Mets unable to win four-game sweep of national championships
WASHINGTON — Buck Showalter accomplished what he called Sunday morning “my big goal today,” but it came at a cost to the Mets.
The Nationals won, 4-2, after rallying for three runs in the eighth inning against left-hander Chasen Shreve and right-hander Trevor Williams, the last members of the Mets opening-day roster to appear in a match.
Showalter really wanted to get them into action in the series finale, and he did so by using them to try to bridge the gap between starter Carlos Carrasco and a future closer to being named one day when the bullpen relievers lacked several of the highly leveraged relievers, including Edwin Diaz (mourning list).
Nelson Cruz got the two-run single with two outs in the bottom of the eighth. The Mets suffered their first loss of the season, missing their chance for a four-game sweep.
“I can’t let them go four, five, six, seven days without using them,” Showalter said of Shreve, who threw 22 pitches in the sixth, seventh and eighth, and Williams, a bullpen neophyte. who was set up as a long reliever during spring training. “No, they pitched well. The two. I know it’s a results-driven business, but you look at the kind of balls they gave up and the job that Chasen did – and really Trevor – really satisfied.
Did the circumstances of a one-point match cause Showalter to reconsider their plan?
“And go to whom? he said. “Some guys weren’t available today. I don’t know if unavailable is the word. I wasn’t going to use them.

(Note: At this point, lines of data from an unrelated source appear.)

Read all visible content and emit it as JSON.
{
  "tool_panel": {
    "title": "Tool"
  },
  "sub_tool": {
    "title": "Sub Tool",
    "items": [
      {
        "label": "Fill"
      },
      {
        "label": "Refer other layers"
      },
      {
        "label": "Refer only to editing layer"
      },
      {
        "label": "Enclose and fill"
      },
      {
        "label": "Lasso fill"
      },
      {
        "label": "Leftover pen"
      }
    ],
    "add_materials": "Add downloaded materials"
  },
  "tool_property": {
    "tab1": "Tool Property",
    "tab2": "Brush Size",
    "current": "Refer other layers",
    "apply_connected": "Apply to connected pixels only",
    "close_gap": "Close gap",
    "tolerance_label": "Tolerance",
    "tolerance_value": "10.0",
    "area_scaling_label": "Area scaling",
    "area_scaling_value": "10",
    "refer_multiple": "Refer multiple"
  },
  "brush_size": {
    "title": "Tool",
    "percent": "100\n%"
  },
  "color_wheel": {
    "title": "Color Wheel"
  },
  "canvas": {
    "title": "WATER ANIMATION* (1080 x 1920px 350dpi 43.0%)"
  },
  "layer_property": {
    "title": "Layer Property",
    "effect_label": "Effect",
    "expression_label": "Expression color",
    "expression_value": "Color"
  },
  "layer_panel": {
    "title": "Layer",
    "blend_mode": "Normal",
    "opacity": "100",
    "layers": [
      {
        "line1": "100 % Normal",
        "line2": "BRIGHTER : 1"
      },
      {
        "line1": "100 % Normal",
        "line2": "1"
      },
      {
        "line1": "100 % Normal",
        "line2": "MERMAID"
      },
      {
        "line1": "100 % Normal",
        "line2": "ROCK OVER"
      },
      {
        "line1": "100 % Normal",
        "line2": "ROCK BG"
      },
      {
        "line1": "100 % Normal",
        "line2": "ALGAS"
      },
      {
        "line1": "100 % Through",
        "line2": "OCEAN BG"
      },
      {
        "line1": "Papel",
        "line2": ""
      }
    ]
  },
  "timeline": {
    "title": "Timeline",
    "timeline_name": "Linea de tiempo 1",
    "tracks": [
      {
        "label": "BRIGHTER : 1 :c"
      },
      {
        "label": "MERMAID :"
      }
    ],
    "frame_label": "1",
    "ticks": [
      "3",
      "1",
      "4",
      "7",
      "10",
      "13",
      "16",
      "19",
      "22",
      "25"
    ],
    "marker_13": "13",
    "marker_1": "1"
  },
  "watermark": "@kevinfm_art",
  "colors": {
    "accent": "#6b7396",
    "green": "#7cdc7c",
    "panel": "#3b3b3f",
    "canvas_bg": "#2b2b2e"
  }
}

We’re too early in the season to throw guys three days out of four.
Showalter declined to name relievers he wanted to stay away from. His preference three times in four days would have ruled out Seth Lugo and Adam Ottavino.
Trevor May, who warmed up but did not enter the seventh, said he was available. Lugo said he was available if the Mets had a lead. Ottavino said there was “no reason to be” unavailable so early in the season.

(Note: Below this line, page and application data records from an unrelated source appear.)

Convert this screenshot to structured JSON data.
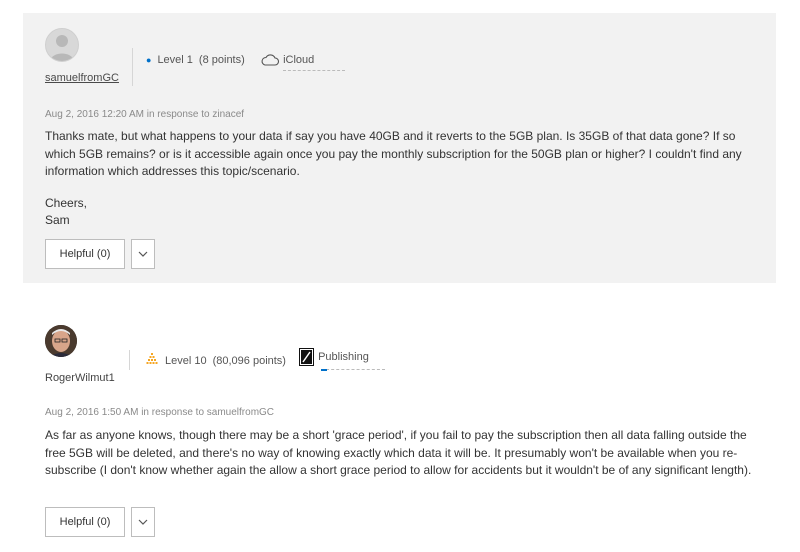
{
  "posts": [
    {
      "username": "samuelfromGC",
      "level": "Level 1",
      "points": "(8 points)",
      "community": "iCloud",
      "community_icon": "cloud-icon",
      "date": "Aug 2, 2016 12:20 AM",
      "in_response_to": "in response to zinacef",
      "paragraphs": [
        "Thanks mate, but what happens to your data if say you have 40GB and it reverts to the 5GB plan. Is 35GB of that data gone? If so which 5GB remains? or is it accessible again once you pay the monthly subscription for the 50GB plan or higher? I couldn't find any information which addresses this topic/scenario.",
        "Cheers,",
        "Sam"
      ],
      "helpful_label": "Helpful (0)"
    },
    {
      "username": "RogerWilmut1",
      "level": "Level 10",
      "points": "(80,096 points)",
      "community": "Publishing",
      "community_icon": "publishing-icon",
      "date": "Aug 2, 2016 1:50 AM",
      "in_response_to": "in response to samuelfromGC",
      "paragraphs": [
        "As far as anyone knows, though there may be a short 'grace period', if you fail to pay the subscription then all data falling outside the free 5GB will be deleted, and there's no way of knowing exactly which data it will be. It presumably won't be available when you re-subscribe (I don't know whether again the allow a short grace period to allow for accidents but it wouldn't be of any significant length)."
      ],
      "helpful_label": "Helpful (0)"
    }
  ],
  "colors": {
    "accent": "#0070c9",
    "level_orange": "#f5a623",
    "post_bg": "#f2f2f2"
  }
}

The decisive rally was not pretty, and it included at least one play error by first baseman Pete Alonso.
Yadiel Hernandez opened with a single against Shreve. Maikel Franco’s single against Williams moved pinch runner Dee Strange-Gordon to third overall.
Lucius Fox, making his major league debut, tied it at 2 when he brought in Strange-Gordon with a tight bunt lined up by Alonso, whose sneaky pitch to home plate was too slow.
Showalter and Alonso had different views on this streak.
“He had a little trouble getting it out of his glove,” Showalter said. “He’s probably out if [Alonso] own fate. . . Pete will play this more times than not.
Alonso, explaining that he didn’t throw over because it would have been too fast over too short a distance, said: “I thought everything was clean, or at least it was clean. Dee Gordon is one of the fastest players in the league. He took a good break on it. Bang bang game. Sometimes, even if it’s well defended, you have to take your hat off to the baserunner.
After Victor Robles lined up a bunt to Williams for an out, the ball found Alonso the next two plays.
Cesar Hernandez ground a fly ball in the direction of Alonso, but his throw to second base for a forced out attempt was wide, pulling shortstop Francisco Lindor from the bag and loading the bases.
“I just missed the throw. I don’t know why,” Alonso said. “My feet were fixed. I lined up the ball on the ground cleanly. There was no urgency. There was no need to rush. I felt like I was calm, cool, and collected. I just missed a pitch. As a result, this put the team in a very bad hole.
Alonso redeemed himself somewhat by gently fielding Juan Soto’s grounder and throwing home for an out, keeping the score tied. But Cruz followed with a two-run single to give the Nationals the lead.
“Being a major league pitcher, you have to have this mindset of, So what? Next pitch,” Williams said. capable when asked to have a high leverage spot.
Carrasco held Washington to one of 5 points 2⁄3 innings in his season debut, only giving Cruz the solo homer. His opponent, Erick Fedde, allowed two runs in five innings, becoming the Nationals’ first pitcher in four games to last that long. Both runs came in the fourth, when Lindor hit a home run and Mark Canha’s RBI single drove in Eduardo Escobar (two-out double).
The Mets had two and none in the seventh, but Sean Doolittle took out Brandon Nimmo and Robinson Cano to escape the jam.
“We had opportunities that we didn’t take,” Showalter said.
The Mets still managed to go 3-1 in their season opener.
“It’s nice to win the first series of the year,” Alonso said, “but to drop this one late, it stinks.”